By Alan Graner
I am going to tell you a story.
Although this story is peppered throughout the Internet, no one knows where it originated or whether it is even real.
Decide for yourself.
The banana and five monkeys
Imagine a largish cage. Hanging from the top of the cage is a nice, ripe banana. A conveniently placed ladder lets you climb up and grab the banana.
Now enter five monkeys. (The type of monkey is, of course, disputed by many.) The monkeys are just lollying around when one of them spots the banana and thinks it would be a great idea to climb the ladder and grab it. Just as he touches the banana, hidden sprayers douse the remaining four monkeys with cold water.
A little while later a different monkey climbs the ladder, and again the four others are sprayed with cold water. When a third monkey attempts to climb the ladder, the other four attack him to prevent another dousing.
Then the experiment turns devious.
One of the original monkeys is replaced with a new one who, seeing the banana, thinks it a capital idea to grab it. As he begins his climb, he’s assaulted by the other four. Bewildered, he tries again and is again attacked. He has no idea why he’s being attacked, but he accepts the fact that climbing the ladder is simply not done here.
A second new monkey enters the cage to replace one of the original five. He, too, tries to climb the ladder and is immediately attacked. The first new monkey joins the others enthusiastically, even though he has no idea why he is attacking.
This process continues until all five of the original monkeys have been replaced. None of the new monkeys understands why they are not permitted to climb the ladder, but none questions he must attack anyone who tries.
According to Professor Freek Vermeulen, Associate Professor of Strategic & International Management at the London Business School:
“I got this story from my colleague, the illustrious Costas Markides.

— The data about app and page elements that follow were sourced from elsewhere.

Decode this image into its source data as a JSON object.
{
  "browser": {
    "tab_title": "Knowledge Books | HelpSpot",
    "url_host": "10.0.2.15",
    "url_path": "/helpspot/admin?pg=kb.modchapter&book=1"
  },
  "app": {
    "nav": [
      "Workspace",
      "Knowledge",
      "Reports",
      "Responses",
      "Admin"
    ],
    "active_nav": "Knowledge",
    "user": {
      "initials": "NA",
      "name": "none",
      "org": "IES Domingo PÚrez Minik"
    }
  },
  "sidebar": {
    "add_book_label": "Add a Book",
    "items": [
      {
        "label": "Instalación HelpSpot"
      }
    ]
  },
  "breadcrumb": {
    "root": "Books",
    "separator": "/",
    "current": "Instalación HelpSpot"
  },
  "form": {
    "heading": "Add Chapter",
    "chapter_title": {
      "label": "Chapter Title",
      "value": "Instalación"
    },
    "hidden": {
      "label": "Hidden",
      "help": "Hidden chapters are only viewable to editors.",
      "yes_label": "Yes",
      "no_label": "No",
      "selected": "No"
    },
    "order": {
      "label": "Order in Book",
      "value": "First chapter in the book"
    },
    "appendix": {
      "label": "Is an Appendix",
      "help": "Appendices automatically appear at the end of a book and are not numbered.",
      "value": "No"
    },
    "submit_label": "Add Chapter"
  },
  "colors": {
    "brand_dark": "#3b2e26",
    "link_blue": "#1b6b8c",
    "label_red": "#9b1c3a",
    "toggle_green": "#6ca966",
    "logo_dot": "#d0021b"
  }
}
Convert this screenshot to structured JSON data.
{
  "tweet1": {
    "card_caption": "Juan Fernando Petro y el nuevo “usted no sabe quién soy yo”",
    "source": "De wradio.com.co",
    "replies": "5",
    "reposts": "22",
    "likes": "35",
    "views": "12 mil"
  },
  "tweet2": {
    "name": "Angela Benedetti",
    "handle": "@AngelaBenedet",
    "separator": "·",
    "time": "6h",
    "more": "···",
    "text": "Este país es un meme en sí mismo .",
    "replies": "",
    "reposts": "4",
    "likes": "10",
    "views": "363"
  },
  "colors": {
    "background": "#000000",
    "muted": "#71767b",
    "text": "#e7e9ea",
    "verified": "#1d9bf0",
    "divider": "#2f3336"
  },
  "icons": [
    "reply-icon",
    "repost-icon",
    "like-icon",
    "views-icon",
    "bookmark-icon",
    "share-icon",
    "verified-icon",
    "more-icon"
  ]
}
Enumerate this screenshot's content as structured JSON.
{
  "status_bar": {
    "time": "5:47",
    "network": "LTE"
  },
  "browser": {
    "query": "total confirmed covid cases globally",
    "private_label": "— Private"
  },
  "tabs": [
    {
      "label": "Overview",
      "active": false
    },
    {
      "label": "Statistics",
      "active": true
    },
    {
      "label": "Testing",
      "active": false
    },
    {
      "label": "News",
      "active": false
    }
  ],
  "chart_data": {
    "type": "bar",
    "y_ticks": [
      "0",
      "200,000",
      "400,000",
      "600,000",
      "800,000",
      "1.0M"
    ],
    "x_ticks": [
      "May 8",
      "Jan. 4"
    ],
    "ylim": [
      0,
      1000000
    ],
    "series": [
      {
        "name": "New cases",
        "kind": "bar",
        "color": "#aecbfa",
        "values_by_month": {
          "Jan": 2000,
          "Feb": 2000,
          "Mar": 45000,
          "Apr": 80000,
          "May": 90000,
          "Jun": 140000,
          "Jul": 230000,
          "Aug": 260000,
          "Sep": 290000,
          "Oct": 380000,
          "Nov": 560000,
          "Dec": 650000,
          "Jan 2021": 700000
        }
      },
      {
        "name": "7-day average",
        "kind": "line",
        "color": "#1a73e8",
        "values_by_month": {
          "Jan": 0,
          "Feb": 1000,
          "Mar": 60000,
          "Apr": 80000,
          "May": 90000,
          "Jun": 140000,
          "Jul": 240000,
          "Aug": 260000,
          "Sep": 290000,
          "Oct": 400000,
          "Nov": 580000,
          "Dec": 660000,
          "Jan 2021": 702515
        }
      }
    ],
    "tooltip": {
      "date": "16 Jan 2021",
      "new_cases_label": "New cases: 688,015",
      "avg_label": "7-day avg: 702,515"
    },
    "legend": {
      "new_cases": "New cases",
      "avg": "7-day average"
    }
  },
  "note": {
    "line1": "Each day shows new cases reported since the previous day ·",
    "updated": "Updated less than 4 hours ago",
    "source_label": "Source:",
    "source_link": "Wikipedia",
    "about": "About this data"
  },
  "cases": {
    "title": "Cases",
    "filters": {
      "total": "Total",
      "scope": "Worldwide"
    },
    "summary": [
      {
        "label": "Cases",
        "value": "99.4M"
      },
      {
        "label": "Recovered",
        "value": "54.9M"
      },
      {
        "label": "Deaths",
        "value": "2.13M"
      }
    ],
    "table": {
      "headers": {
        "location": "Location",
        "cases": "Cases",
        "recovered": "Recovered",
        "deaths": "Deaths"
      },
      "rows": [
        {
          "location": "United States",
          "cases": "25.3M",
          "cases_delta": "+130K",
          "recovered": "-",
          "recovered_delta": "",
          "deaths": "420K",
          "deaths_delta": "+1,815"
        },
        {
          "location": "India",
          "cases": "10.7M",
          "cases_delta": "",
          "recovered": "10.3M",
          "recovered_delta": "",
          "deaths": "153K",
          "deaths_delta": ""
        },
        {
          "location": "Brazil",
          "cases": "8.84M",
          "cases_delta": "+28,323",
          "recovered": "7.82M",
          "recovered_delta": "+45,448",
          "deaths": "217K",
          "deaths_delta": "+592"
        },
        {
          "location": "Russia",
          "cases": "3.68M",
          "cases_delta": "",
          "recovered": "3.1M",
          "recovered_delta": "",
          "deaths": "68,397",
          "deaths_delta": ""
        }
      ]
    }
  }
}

It reminded him—and me—of quite a few of the organisations we have seen. Over the years, all firms develop routines, habits and practices, which we call the firm’s “organisational culture”. As I am sure you know, these cultures can be remarkably different, in terms of what sort of behaviour they value and what they don’t like to see, and what they punish. Always, these habits and conventions have been developed over the course of many years. Very often, nobody actually remembers why they were started in the first place….Quite possibly, the guy with the water hose has long gone.
“Don’t just beat up the new monkey—whether it is a new employee, a recent acquisition or a partner; their questioning of ‘the way we do things round here’ may actually be quite a valid one.”
Serious experiment…or serious hoax
Dr Tuvia Melamed offers a more jaundiced view:
“If you are familiar with the 5 monkeys experiment, you may wonder just where it comes from. Who conducted this research, where, and when?
“In truth, many people have searched unsuccessfully for the true source of the research (including me!). The 5 monkeys experiment is widely cited; however, no source is ever given. The experiment is sometimes misattributed to Harry Harlow, who did indeed perform controversial studies on monkeys; however, no accurate source has been listed.
“To me, this seems to suggest that the entire 5 monkeys experiment is a hoax. Especially in the age of information, such a pivotal experiment would be widely cited in scientific journals, discussions, and experiments. However, no reputable source ever uses the 5 monkeys experiment as a reference.”
My question to you: real or not, do you think this story is valid critique of corporate cultures?
Image: Iwan Beijes
Alan Graner is Chief Creative Officer at Daly-Swartz Public Relations. He can’t help but wonder what happened to the banana. We can’t help with your corporate culture, but if you want to improve your corporate communications, email Jeffrey Swartz at firstname.lastname@example.org.